-- REQUIRED ACTION --
Give the number of lines below that hold "block", and only that.

⟨

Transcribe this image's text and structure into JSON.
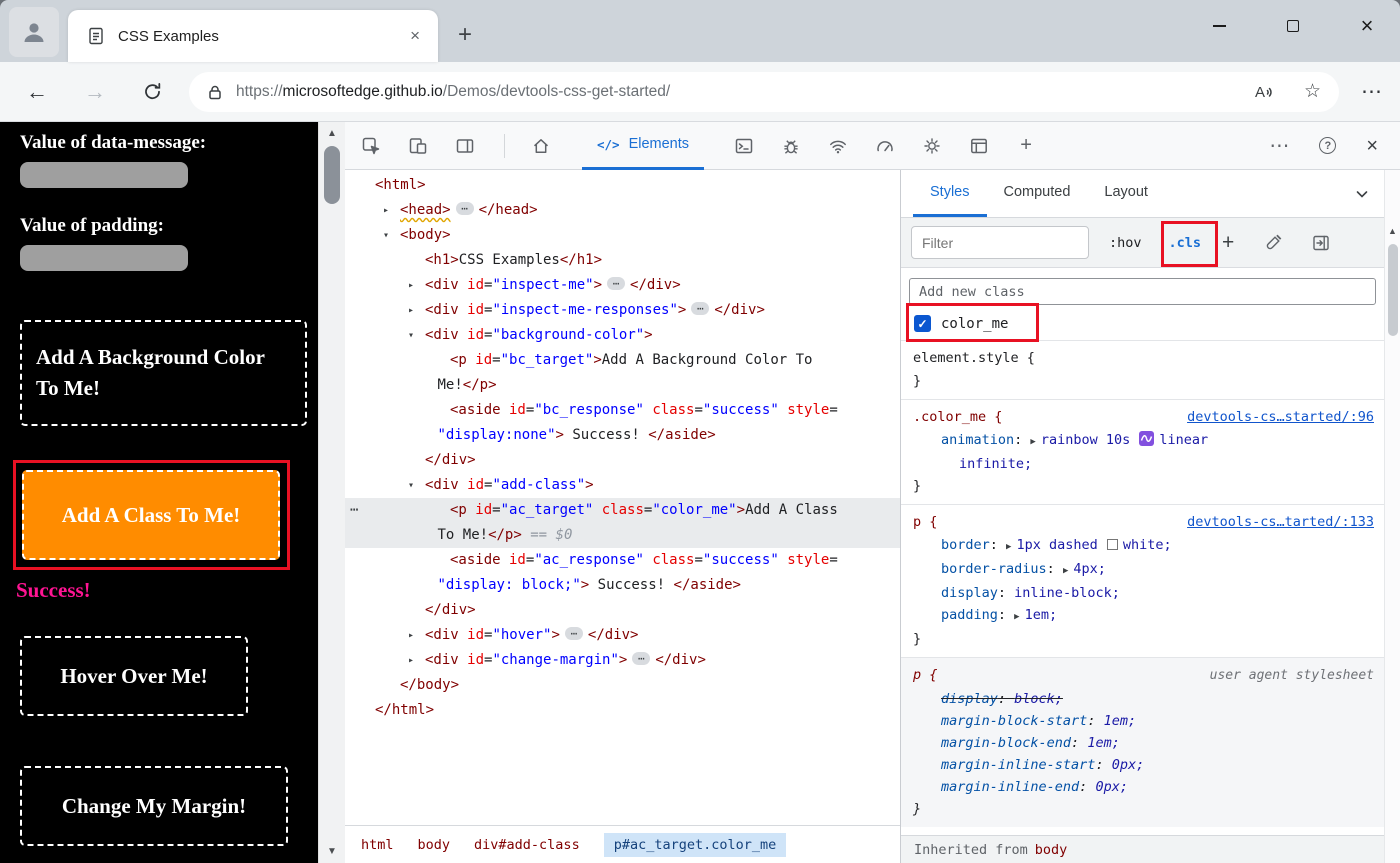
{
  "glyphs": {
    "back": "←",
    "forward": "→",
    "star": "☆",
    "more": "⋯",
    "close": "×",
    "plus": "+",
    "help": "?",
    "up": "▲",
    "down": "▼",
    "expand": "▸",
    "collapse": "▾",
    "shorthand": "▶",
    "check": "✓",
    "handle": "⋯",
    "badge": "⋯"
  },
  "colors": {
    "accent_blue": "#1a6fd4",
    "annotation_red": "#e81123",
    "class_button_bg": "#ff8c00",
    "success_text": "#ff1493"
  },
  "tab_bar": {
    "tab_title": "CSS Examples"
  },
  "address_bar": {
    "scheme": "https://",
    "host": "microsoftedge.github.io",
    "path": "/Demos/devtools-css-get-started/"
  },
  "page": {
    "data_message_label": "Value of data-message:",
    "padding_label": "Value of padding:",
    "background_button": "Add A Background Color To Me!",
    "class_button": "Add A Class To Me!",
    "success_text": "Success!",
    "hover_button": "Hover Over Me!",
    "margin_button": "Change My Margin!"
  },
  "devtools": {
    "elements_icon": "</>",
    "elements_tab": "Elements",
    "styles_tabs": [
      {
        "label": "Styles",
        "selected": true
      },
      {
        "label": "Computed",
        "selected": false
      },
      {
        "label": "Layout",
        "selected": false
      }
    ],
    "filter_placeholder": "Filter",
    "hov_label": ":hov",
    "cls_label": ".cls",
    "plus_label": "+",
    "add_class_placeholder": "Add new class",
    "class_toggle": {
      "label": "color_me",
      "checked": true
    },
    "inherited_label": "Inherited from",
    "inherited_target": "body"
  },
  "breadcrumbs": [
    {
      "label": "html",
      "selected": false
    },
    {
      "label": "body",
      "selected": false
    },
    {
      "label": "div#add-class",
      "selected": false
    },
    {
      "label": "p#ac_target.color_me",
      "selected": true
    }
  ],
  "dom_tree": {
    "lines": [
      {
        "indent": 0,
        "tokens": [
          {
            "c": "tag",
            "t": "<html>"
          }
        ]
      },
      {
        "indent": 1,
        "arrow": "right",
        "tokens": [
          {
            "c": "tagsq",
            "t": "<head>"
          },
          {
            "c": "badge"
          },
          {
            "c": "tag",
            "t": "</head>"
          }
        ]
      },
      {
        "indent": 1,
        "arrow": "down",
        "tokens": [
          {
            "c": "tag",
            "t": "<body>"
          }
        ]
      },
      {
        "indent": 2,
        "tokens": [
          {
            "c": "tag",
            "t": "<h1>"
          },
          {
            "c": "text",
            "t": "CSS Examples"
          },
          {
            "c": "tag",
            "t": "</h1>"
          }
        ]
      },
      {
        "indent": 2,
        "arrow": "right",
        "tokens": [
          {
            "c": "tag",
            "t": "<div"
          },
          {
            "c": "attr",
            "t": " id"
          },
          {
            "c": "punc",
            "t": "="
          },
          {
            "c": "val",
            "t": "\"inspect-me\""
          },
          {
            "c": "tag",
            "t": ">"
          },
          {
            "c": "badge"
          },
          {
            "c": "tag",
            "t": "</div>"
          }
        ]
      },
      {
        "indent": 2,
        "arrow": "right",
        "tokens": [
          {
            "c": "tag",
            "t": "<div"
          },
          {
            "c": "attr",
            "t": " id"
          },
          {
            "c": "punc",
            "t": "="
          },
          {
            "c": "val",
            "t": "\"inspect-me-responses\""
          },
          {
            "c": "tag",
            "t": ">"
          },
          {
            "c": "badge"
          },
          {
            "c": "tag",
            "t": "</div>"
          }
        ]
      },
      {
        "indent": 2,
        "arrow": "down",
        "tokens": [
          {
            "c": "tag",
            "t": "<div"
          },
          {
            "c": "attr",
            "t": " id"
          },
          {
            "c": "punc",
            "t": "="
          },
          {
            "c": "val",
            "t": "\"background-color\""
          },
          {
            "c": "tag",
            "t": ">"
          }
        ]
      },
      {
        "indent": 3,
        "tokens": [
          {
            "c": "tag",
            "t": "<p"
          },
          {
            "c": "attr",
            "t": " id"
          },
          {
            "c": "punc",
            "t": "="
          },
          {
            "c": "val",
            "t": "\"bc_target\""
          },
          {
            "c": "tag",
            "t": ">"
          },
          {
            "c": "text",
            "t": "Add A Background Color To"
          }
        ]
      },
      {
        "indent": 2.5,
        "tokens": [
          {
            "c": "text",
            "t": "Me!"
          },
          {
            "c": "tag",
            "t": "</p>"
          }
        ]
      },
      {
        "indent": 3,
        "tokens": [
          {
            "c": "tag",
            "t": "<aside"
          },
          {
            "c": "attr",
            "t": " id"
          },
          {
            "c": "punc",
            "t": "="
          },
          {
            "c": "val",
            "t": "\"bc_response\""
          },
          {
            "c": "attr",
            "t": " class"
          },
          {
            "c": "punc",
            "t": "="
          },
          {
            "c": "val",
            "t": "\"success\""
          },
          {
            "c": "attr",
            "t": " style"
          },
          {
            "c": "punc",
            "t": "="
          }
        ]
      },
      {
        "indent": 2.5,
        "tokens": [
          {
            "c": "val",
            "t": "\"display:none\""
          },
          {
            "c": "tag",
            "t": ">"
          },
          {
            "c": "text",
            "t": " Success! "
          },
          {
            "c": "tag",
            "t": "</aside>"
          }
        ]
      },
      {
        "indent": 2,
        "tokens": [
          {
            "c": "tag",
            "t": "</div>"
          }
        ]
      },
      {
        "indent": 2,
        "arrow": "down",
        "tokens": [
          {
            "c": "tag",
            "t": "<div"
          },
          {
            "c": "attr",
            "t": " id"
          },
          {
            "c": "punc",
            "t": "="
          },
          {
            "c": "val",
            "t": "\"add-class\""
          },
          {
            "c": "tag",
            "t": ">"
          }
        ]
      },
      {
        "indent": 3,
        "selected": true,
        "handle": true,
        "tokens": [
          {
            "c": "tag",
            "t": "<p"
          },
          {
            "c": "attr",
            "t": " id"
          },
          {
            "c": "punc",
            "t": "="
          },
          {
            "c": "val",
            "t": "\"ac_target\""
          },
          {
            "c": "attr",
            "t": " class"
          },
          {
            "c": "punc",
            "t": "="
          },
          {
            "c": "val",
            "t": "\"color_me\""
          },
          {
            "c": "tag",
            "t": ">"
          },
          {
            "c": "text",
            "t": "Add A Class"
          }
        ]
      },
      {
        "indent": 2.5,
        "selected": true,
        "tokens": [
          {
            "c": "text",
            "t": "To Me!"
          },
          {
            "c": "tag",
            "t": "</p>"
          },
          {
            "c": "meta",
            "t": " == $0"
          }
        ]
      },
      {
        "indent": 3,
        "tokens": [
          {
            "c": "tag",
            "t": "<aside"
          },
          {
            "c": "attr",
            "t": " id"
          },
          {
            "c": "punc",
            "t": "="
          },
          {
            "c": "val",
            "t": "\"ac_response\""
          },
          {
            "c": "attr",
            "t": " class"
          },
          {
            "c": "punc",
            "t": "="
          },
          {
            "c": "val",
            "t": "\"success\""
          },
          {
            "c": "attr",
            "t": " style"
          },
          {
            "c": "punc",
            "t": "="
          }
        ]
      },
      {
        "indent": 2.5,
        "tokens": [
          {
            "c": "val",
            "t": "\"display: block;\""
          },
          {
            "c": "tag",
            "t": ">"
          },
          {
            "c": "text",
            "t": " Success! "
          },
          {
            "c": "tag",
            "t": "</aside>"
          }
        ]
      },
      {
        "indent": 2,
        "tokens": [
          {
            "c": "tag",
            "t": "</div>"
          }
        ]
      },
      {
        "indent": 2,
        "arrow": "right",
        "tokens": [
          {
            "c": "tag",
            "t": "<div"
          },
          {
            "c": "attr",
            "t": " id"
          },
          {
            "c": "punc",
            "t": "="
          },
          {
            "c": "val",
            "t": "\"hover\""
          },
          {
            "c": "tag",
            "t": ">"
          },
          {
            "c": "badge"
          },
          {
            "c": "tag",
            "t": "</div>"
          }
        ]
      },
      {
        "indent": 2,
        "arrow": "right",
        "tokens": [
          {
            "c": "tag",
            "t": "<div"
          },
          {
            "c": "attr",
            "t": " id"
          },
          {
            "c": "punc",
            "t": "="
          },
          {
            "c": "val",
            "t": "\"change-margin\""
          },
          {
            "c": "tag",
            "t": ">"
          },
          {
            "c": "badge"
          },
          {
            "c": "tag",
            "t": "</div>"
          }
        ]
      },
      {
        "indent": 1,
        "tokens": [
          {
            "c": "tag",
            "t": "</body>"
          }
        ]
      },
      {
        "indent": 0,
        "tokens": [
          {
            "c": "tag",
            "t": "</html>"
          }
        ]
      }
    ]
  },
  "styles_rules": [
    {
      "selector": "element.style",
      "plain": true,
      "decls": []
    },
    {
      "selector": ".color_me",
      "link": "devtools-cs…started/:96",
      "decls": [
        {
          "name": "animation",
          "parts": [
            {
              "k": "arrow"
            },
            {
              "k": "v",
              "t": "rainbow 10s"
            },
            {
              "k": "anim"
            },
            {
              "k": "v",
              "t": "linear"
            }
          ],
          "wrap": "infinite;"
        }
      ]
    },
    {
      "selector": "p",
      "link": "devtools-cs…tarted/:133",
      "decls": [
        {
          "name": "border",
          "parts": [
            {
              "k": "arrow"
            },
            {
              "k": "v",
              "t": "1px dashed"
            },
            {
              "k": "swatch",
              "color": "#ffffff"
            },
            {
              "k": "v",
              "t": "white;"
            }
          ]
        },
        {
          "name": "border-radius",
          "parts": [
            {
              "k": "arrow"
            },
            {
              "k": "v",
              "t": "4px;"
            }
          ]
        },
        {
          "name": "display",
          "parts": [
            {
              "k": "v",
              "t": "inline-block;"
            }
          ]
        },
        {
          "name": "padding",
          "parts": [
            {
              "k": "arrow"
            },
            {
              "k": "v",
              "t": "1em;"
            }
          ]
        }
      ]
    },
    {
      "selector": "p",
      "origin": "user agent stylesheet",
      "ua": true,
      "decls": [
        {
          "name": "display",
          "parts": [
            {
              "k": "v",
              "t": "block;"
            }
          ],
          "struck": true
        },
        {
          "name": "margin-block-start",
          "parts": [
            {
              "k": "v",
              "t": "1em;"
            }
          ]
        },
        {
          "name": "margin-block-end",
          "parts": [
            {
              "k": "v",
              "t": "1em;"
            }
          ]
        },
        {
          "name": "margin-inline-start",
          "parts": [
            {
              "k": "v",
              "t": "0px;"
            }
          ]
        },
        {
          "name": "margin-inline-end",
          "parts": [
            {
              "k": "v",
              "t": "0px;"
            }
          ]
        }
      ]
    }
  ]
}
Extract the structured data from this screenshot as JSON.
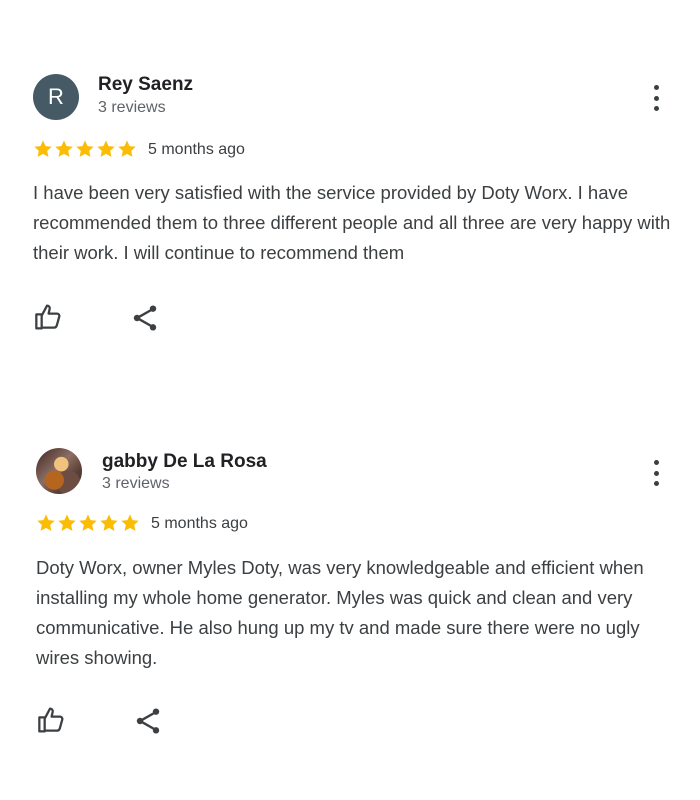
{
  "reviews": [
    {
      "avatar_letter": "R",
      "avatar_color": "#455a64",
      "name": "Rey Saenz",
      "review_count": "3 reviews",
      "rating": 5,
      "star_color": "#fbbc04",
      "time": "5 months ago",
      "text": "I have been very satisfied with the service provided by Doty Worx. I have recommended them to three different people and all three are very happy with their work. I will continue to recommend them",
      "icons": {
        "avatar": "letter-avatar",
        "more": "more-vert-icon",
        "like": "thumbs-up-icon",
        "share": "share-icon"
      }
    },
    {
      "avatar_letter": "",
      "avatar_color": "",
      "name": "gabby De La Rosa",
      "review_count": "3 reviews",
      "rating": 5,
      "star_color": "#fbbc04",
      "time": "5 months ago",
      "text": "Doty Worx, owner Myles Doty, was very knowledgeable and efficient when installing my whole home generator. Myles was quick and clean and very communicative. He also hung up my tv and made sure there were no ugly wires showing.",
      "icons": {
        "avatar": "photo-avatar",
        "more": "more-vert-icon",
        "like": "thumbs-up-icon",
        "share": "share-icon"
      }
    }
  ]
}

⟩

-- RESULT --
5